Chris Harvey started 2019 as the titleholder of Wall Street’s biggest bear.
His year-end target for the S&P 500 was the lowest among his peers at major firms until Cantor Fitzgerald churned out a weaker forecast. But Harvey wasn’t bearish, per se: He expected a double-digit rally in the S&P 500, just from the lower starting point it plunged to during the fourth quarter.
If the correction somewhat muddled his stock-market views, his latest call for a separate corner of the market is unmistakably bullish. He’s calling the end of a two-year bear market for the value factor, which screens stocks that are trading at low prices relative to their fundamental value.
If the past two years seemed tough for value as defined by Harvey, consider the majority of the postrecession era, when value investors have largely been walloped by high-growth stocks.
“After two years of underperformance and a healthy sell-off in 4Q18, we think the risk/reward for the Value style is much more attractive,” Harvey said. “The pendulum is swinging back in Value’s favor — we’re expecting a positive run for the investment style over the next 12 months.”
Harvey’s conviction in the value style is driven by what he observes as an inflection point for the factor. Specifically, the median book-to-price ratio of “cheap” and “expensive” stocks rose last year to its highest levels since 2011, as the chart below shows. In other words, “expensive” stocks were trading at such a rich premium that Harvey spotted an opportunity for bargain hunters to swoop in on their value counterparts.
Forward earnings are usually the go-to metric for determining how expensive or cheap a stock is. Harvey, however, employs book value — a company’s assets less its liabilities — because it’s more stable than earnings over time, especially when the economy is in turmoil.
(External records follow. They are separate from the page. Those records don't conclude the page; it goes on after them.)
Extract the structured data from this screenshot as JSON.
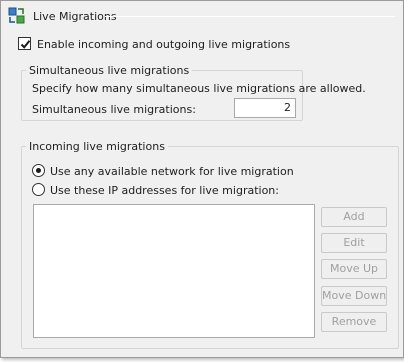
{
  "header": {
    "title": "Live Migrations",
    "icon": "live-migration-icon"
  },
  "enable": {
    "label": "Enable incoming and outgoing live migrations",
    "checked": true
  },
  "simultaneous": {
    "group_title": "Simultaneous live migrations",
    "description": "Specify how many simultaneous live migrations are allowed.",
    "field_label": "Simultaneous live migrations:",
    "value": "2"
  },
  "incoming": {
    "group_title": "Incoming live migrations",
    "options": [
      {
        "label": "Use any available network for live migration",
        "selected": true
      },
      {
        "label": "Use these IP addresses for live migration:",
        "selected": false
      }
    ],
    "ip_list": []
  },
  "buttons": {
    "add": "Add",
    "edit": "Edit",
    "move_up": "Move Up",
    "move_down": "Move Down",
    "remove": "Remove"
  },
  "colors": {
    "panel_bg": "#f0f0f0",
    "disabled_text": "#a0a0a0"
  }
}
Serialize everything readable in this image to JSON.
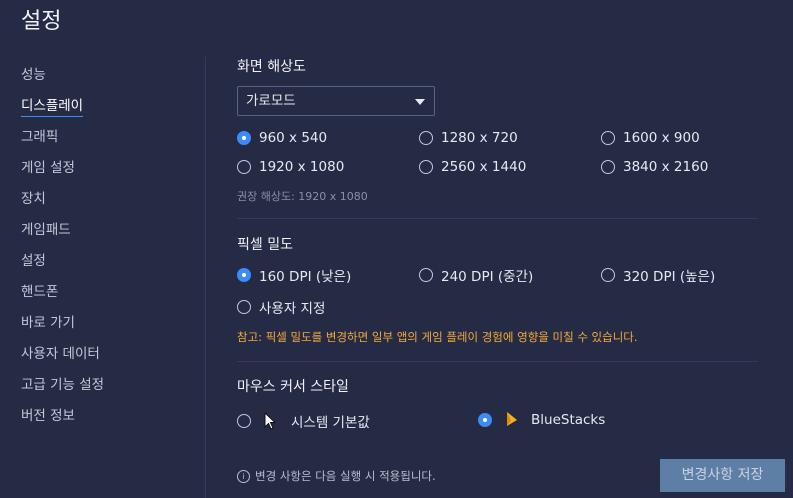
{
  "window": {
    "title": "설정"
  },
  "sidebar": {
    "items": [
      {
        "label": "성능"
      },
      {
        "label": "디스플레이",
        "active": true
      },
      {
        "label": "그래픽"
      },
      {
        "label": "게임 설정"
      },
      {
        "label": "장치"
      },
      {
        "label": "게임패드"
      },
      {
        "label": "설정"
      },
      {
        "label": "핸드폰"
      },
      {
        "label": "바로 가기"
      },
      {
        "label": "사용자 데이터"
      },
      {
        "label": "고급 기능 설정"
      },
      {
        "label": "버전 정보"
      }
    ]
  },
  "resolution": {
    "title": "화면 해상도",
    "orientation_selected": "가로모드",
    "options": [
      "960 x 540",
      "1280 x 720",
      "1600 x 900",
      "1920 x 1080",
      "2560 x 1440",
      "3840 x 2160"
    ],
    "selected": "960 x 540",
    "recommended": "권장 해상도: 1920 x 1080"
  },
  "density": {
    "title": "픽셀 밀도",
    "options": [
      "160 DPI (낮은)",
      "240 DPI (중간)",
      "320 DPI (높은)",
      "사용자 지정"
    ],
    "selected": "160 DPI (낮은)",
    "warning": "참고: 픽셀 밀도를 변경하면 일부 앱의 게임 플레이 경험에 영향을 미칠 수 있습니다."
  },
  "cursor": {
    "title": "마우스 커서 스타일",
    "options": [
      "시스템 기본값",
      "BlueStacks"
    ],
    "selected": "BlueStacks"
  },
  "footer": {
    "note": "변경 사항은 다음 실행 시 적용됩니다.",
    "save_label": "변경사항 저장"
  },
  "colors": {
    "accent": "#3d8cf5",
    "background": "#262b45",
    "warning": "#f2a93b",
    "save_button": "#5d7fa6"
  }
}
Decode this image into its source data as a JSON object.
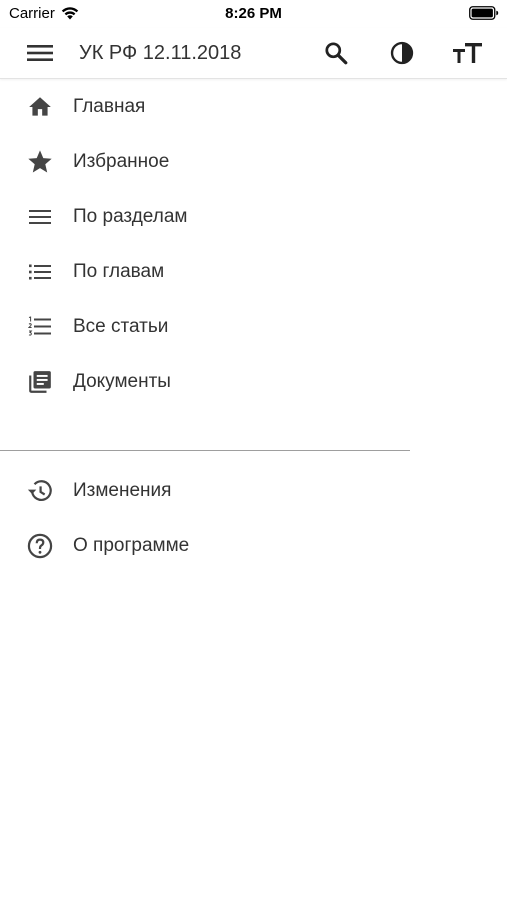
{
  "status_bar": {
    "carrier": "Carrier",
    "time": "8:26 PM"
  },
  "app_bar": {
    "title": "УК РФ 12.11.2018",
    "icons": {
      "menu": "menu-icon",
      "search": "search-icon",
      "contrast": "contrast-icon",
      "text_size": "text-size-icon"
    }
  },
  "drawer": {
    "primary_items": [
      {
        "label": "Главная",
        "icon": "home-icon"
      },
      {
        "label": "Избранное",
        "icon": "star-icon"
      },
      {
        "label": "По разделам",
        "icon": "sections-icon"
      },
      {
        "label": "По главам",
        "icon": "chapters-list-icon"
      },
      {
        "label": "Все статьи",
        "icon": "numbered-list-icon"
      },
      {
        "label": "Документы",
        "icon": "documents-icon"
      }
    ],
    "secondary_items": [
      {
        "label": "Изменения",
        "icon": "history-icon"
      },
      {
        "label": "О программе",
        "icon": "help-icon"
      }
    ]
  },
  "colors": {
    "icon": "#454545",
    "text": "#333333",
    "divider": "#9e9e9e",
    "background": "#ffffff"
  }
}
Beyond the extended spread between cheap and expensive stocks, Harvey observed late last year that macroeconomic conditions were lining up in favor of value. Specifically, he waited for confirmation from three signals before officially advising clients to be overweight value: tightening credit spreads, the Federal Reserve pausing rate hikes, and a flat curve between two- and 10-year yields.
“These macro trends influence the cost of capital, market risk and ultimately stock multiples especially for Value stocks, which are often debt-heavy and higher risk,” he said in a note to clients.
The shaded areas in the chart below highlight moments when investors favored value stocks and reined in the premium that expensive stocks commanded. In Harvey’s view, we’re at another such inflection point.
Previous shifts to value have generally taken 12 months or longer, Harvey said. But there’s reward for investors who buy in to the factor early: There was an 11% median one-year return on Wells Fargo’s multifactor value model, which combines cash-flow yield, price/book, and price/sales ratios.